Dr. Karl Ægir Karlsson is a Professor in the Department of Engineering at Reykjavik University.
Early in his career, Karl has worked on elucidating the neural substrates of sleep either studying everything from whales to humans, rodent and later zebrafish. Initially to further establish the zebrafish as an appropriate model system for studying sleep was as significant part of the early work. The core methods emplyoed include automated behavioral analysis, basic genetics, histology and in vivo/in vitro electrophysiology.

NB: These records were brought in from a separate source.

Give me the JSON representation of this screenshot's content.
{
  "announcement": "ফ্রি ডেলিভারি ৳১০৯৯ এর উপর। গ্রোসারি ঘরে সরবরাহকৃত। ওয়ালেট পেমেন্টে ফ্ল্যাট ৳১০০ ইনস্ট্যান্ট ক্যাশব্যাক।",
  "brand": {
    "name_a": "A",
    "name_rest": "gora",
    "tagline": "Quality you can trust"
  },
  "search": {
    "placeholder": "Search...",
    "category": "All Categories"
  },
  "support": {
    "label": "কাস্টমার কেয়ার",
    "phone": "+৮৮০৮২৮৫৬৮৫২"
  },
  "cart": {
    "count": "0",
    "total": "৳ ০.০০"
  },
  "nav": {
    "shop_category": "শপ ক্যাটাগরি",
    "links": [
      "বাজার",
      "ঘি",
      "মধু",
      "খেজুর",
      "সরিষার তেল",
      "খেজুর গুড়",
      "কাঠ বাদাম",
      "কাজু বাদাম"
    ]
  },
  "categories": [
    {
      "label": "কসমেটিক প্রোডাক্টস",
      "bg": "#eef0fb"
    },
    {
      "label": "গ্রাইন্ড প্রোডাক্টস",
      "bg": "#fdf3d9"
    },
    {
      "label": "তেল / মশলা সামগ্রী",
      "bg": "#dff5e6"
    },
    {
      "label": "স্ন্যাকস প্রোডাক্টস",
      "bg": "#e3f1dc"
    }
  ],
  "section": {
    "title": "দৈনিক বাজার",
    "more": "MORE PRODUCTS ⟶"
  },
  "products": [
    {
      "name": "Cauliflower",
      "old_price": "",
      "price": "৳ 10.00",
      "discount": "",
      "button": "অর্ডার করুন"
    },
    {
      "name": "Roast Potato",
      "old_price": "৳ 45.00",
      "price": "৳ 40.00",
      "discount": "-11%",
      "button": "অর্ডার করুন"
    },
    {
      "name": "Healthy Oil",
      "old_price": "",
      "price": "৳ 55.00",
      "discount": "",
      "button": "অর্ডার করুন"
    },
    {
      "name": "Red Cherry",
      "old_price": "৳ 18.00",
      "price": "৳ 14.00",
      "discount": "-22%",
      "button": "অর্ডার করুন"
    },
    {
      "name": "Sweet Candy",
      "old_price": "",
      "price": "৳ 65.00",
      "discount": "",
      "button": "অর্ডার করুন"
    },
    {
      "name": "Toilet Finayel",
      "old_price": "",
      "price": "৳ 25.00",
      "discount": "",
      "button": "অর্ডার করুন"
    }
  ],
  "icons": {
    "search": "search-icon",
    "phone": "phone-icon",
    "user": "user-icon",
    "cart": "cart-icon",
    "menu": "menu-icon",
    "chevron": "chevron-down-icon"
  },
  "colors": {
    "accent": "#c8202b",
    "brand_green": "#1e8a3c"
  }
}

The core questions revolve around elucidating the neural substrates of sleep in this teleost fish, comparing them to what is known in mammals; revealing the state-dependent genetic expression in zebrafish and to clarify the role of sleep in various aspects of neural plasticity. Some aspects of the work has turned out to have practical applications. Currently, zebrafish models of human sleep disorders are generated, behavioral parameters that best differentiate between wildtype and mutated (typically using CRISPR) fish are generated. Then we employ our high-throughput behavioral screening technology to identify compounds that could modulate the human condition.